[Records excerpted from a collection]
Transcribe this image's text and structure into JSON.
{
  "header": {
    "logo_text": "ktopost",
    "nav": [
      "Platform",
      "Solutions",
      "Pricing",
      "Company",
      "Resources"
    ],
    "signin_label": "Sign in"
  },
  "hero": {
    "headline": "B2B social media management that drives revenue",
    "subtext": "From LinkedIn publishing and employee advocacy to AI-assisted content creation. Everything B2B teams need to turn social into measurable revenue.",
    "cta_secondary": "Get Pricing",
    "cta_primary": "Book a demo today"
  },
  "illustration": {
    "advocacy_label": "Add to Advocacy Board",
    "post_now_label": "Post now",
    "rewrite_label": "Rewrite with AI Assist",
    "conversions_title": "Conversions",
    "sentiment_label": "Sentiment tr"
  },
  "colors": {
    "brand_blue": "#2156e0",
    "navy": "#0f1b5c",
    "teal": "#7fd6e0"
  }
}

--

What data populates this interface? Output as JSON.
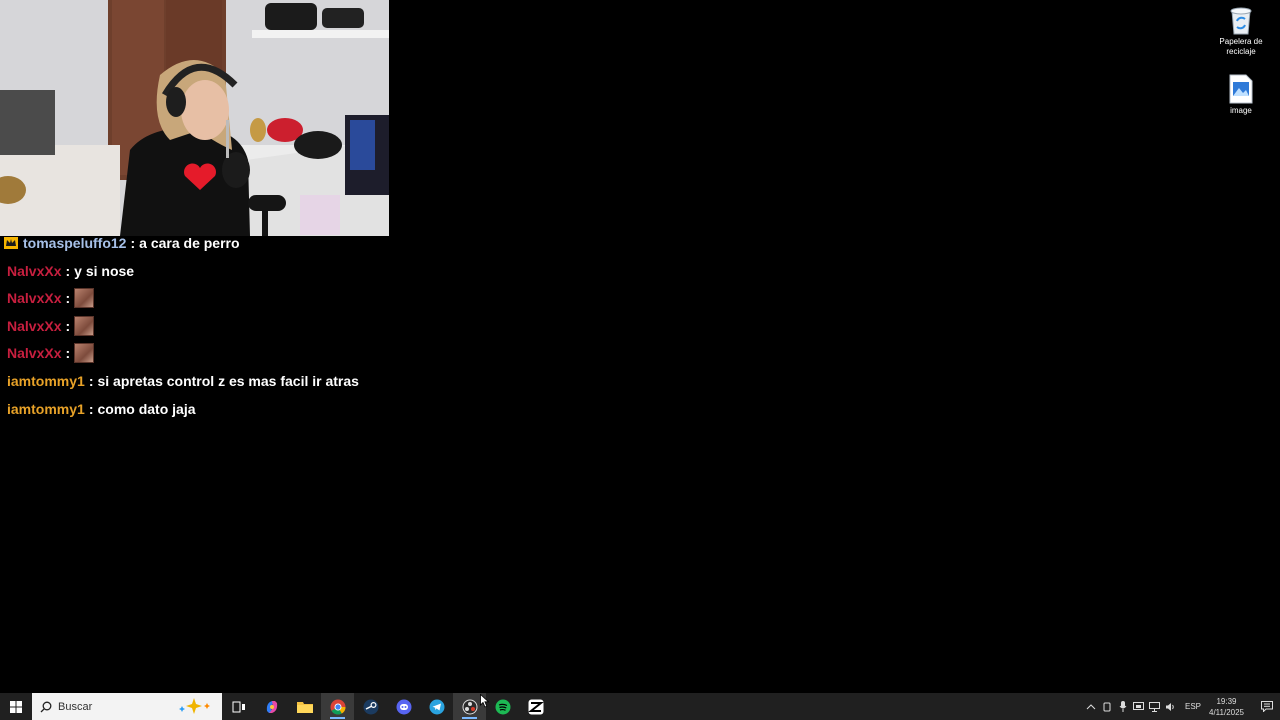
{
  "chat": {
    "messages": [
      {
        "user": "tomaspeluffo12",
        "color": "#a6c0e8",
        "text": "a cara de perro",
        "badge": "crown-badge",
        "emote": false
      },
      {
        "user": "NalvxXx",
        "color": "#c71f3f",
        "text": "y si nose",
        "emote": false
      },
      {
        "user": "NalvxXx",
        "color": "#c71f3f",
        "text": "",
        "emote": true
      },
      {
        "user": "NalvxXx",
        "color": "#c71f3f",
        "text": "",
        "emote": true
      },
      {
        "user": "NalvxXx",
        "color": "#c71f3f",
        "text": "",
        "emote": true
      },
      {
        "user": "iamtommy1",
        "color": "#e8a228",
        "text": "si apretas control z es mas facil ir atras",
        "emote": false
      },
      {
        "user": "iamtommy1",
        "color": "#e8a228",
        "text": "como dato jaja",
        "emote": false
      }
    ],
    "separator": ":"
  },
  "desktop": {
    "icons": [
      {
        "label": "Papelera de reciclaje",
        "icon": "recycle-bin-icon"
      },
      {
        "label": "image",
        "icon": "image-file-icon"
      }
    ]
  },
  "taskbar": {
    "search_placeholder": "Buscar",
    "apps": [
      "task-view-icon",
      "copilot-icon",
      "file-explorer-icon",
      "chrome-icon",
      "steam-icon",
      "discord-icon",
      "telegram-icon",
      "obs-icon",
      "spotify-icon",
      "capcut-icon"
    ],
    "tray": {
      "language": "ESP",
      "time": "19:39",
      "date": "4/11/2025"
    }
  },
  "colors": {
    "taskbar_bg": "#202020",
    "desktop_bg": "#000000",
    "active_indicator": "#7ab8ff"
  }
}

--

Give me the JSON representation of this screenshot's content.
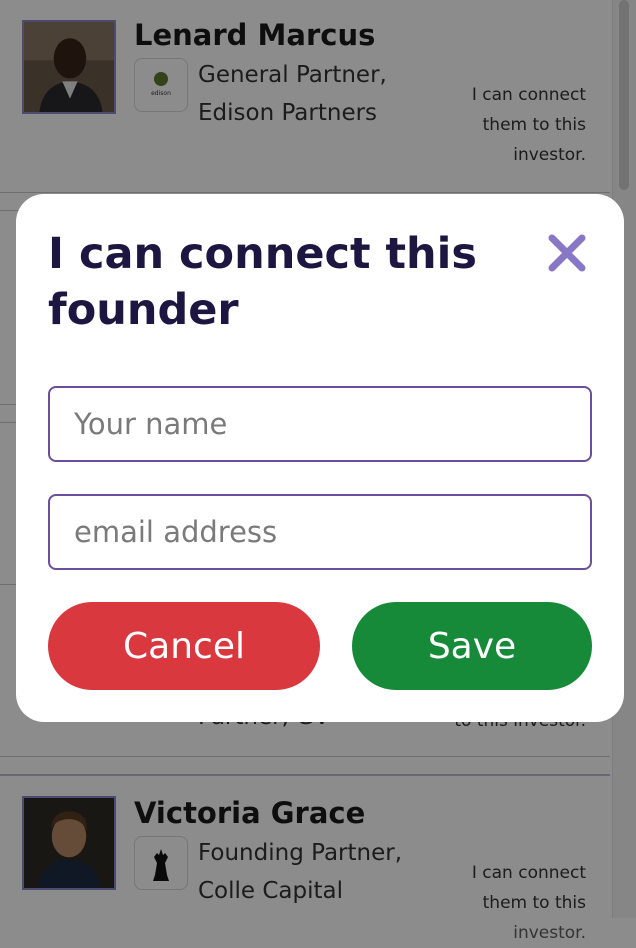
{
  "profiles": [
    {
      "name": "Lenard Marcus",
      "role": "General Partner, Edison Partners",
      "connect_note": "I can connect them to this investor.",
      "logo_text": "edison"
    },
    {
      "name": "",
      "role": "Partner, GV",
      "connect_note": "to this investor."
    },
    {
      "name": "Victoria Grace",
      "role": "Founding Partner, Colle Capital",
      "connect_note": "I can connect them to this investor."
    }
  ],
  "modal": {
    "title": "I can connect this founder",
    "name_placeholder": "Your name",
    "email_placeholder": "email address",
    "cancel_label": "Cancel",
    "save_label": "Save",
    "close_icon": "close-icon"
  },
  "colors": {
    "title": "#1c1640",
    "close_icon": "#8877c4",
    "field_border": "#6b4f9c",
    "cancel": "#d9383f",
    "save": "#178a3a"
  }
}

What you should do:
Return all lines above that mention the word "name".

Output:
      "name": "Lenard Marcus",
      "name": "",
      "name": "Victoria Grace",
    "name_placeholder": "Your name",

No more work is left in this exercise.